Lehigh’s Greek community has seen many changes this semester.
In addition to changes to Panhellenic Council policies, two fraternities lost university recognition and a sorority is relocating to a new house on the Hill.
According to the Office of Fraternity and Sorority Affairs’ website, a total of 21 fraternities and three sororities have lost university recognition throughout Lehigh’s history. Twelve fraternities and one sorority lost their recognition within the last 10 years.
“I’m somewhat concerned for Lehigh Greek life,” Nikki Chellaswami, ’19 said. “I thought it was really surprising that they kicked off two houses within a semester, but this is obviously a trend that has been going on for quite some time.”
Some students feel Greek life will always be a part of the Lehigh experience.
Grace Eckstein, ’19, said despite recent conduct violations, Greek life will remain an integral aspect of the university. However, she thinks it might become less of a selling point for potential students.
In light of a changing campus culture, the Panhellenic Council is creating new policies to promote inclusion.

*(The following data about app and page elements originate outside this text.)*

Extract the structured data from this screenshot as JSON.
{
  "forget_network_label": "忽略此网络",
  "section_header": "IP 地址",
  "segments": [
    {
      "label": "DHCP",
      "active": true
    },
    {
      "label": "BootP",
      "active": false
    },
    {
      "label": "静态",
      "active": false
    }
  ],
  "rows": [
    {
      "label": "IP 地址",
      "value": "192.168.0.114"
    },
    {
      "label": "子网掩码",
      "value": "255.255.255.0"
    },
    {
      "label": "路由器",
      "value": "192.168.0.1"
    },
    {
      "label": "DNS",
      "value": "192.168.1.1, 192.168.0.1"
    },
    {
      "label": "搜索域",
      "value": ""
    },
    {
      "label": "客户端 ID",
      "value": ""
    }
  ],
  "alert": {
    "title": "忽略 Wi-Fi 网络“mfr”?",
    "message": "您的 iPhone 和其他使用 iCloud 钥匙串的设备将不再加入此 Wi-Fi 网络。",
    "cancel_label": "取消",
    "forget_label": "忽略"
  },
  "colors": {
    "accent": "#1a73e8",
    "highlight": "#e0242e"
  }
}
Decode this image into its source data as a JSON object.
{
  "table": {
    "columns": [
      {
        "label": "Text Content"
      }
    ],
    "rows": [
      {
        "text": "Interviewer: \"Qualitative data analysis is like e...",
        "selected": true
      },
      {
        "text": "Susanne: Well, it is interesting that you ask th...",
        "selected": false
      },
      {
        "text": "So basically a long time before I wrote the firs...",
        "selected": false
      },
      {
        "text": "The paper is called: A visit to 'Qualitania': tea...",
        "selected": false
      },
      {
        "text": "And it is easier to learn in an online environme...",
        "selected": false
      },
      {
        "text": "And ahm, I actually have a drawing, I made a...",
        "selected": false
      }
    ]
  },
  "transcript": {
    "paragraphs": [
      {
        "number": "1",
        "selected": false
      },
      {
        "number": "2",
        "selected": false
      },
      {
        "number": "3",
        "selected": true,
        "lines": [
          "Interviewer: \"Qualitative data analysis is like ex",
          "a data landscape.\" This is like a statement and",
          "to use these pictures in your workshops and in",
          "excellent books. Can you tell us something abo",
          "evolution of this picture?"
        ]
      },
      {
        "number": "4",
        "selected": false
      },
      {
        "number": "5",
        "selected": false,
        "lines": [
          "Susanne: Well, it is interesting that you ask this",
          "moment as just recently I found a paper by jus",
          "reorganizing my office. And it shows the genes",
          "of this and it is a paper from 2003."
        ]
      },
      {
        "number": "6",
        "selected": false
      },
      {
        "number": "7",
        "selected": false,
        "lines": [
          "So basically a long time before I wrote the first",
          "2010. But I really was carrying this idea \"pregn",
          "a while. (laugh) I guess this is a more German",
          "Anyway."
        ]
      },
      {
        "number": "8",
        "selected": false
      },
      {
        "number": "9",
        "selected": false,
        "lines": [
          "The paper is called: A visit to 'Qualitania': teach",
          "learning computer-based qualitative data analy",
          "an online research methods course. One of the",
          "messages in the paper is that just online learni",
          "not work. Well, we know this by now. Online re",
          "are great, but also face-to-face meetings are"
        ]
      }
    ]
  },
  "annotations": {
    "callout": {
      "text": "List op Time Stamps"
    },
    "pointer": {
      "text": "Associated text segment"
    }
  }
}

“Strict rules don’t work for our community,” said Molly Bankuti, the president of the council. “People can find ways to get around the rules. At Panhel, we want to change that and deal with situations from an ethical versus unethical standpoint.”
New policies and initiatives will change the recruitment process for a wider audience of women.
Up until this year, first-year students and upperclassmen were placed in the same recruitment pools. Now, a secondary quota has been put in place, meaning that sophomores and juniors who want to rush will be placed in an entirely different selection pool, so they are not competing with first-years.
Panhel is also making efforts to speak with chapters about becoming more LGBTQ friendly.
“We want everyone to feel included and encourage them to rush,” Bankuti said.
In addition to the chapters vacating houses as a result of lost recognition, Kappa Delta sorority will move into House 104 in fall 2018.
Lehigh plans to knock down the current Kappa Delta house along with Trembley Park to build the Bridge West residence hall, which will house up to 750 students.
Nicole Malofsky, ’19, the president of Kappa Delta, said Lehigh gave the chapter the option to move into either the previous Kappa Sigma house or House 104, which is the current home of the Fit Living community.
“We, as a sorority, voted to move to House 104,” Malofsky said. “The location is great, it’s pretty and has a lot of history.”
Kappa Delta has prepared for the move by creating a decorating committee that current and past members can join.
Malofsky said most members feel positive about the move. Though some seniors are sentimental about leaving the previous Kappa Delta house behind, most members are looking forward to the change.